3. Purchase clothes from Ethical and Sustainable Brands.
Do your research on brands. Every store or company has a website, go on it, look around. Do they talk about about where the clothes are made or who made them? Usually, if a brand does not comment on this, it probably isn’t a good sign. You also might be surprised though, there are some well-known common brands out there that do have ethical standards for their suppliers and workers and don’t necessarily market themselves as ethical. Nonetheless, there are great companies that are proud of their ethics to not only pay fair wages but support communities, source locally, or offer education programs etc.

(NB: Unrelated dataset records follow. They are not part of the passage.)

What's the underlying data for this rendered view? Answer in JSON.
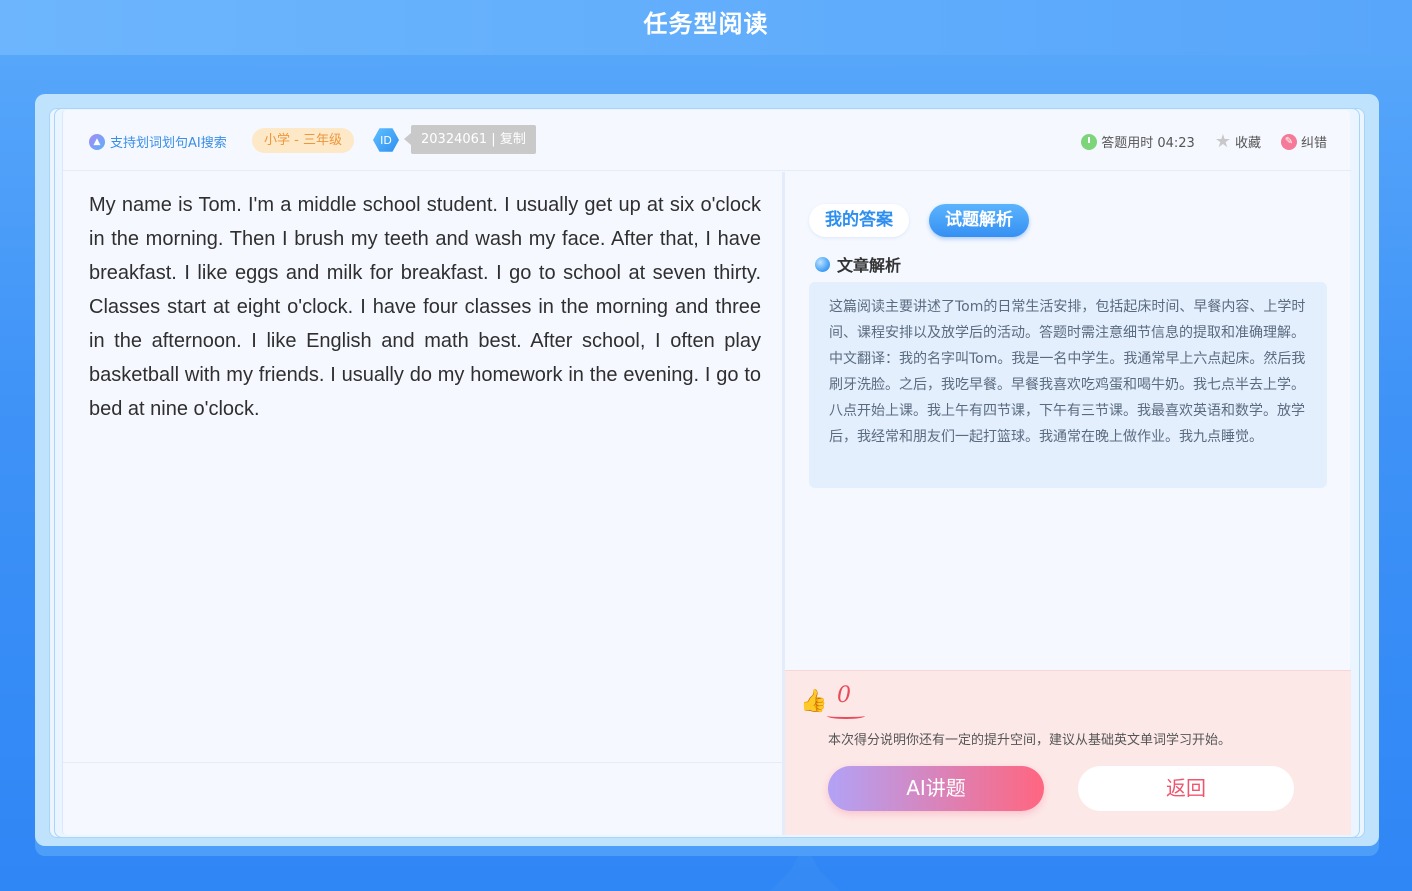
{
  "page": {
    "title": "任务型阅读"
  },
  "header": {
    "ai_search_label": "支持划词划句AI搜索",
    "grade": "小学 - 三年级",
    "id_label": "ID",
    "id_tag": "20324061 | 复制",
    "time_label": "答题用时 04:23",
    "favorite_label": "收藏",
    "report_label": "纠错"
  },
  "passage": {
    "text": "My name is Tom. I'm a middle school student. I usually get up at six o'clock in the morning. Then I brush my teeth and wash my face. After that, I have breakfast. I like eggs and milk for breakfast. I go to school at seven thirty. Classes start at eight o'clock. I have four classes in the morning and three in the afternoon. I like English and math best. After school, I often play basketball with my friends. I usually do my homework in the evening. I go to bed at nine o'clock."
  },
  "tabs": [
    {
      "label": "我的答案",
      "active": false
    },
    {
      "label": "试题解析",
      "active": true
    }
  ],
  "analysis": {
    "title": "文章解析",
    "text": "这篇阅读主要讲述了Tom的日常生活安排，包括起床时间、早餐内容、上学时间、课程安排以及放学后的活动。答题时需注意细节信息的提取和准确理解。中文翻译：我的名字叫Tom。我是一名中学生。我通常早上六点起床。然后我刷牙洗脸。之后，我吃早餐。早餐我喜欢吃鸡蛋和喝牛奶。我七点半去上学。八点开始上课。我上午有四节课，下午有三节课。我最喜欢英语和数学。放学后，我经常和朋友们一起打篮球。我通常在晚上做作业。我九点睡觉。"
  },
  "score": {
    "value": "0",
    "message": "本次得分说明你还有一定的提升空间，建议从基础英文单词学习开始。",
    "ai_button": "AI讲题",
    "back_button": "返回"
  },
  "colors": {
    "accent": "#3590f3",
    "score": "#e94b5b",
    "grade_badge": "#f0963a"
  }
}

Fast fashion, unfair wages, hazardous working conditions and all the injustices that are in this industry, I have yet to fully grasp or research; I recognize I have much to learn. In the process of me growing in my understanding, I do feel this conviction growing so deep within me. Not only out of a love for people or a broken heart for injustice but also because I feel it is the heart of God. I believe the way the fast fashion industry is running, breaks God’s heart, I believe it contradicts scripture and I believe that we as believers have a call to be people blessed to be a blessing, to humanize not dehumanize, to live set apart, to care for the oppressed. I believe this is something we should care about as believers. There are people on the other end of the supply chain of your clothing, and I think it’s time we as believers as the question: Who made my clothes?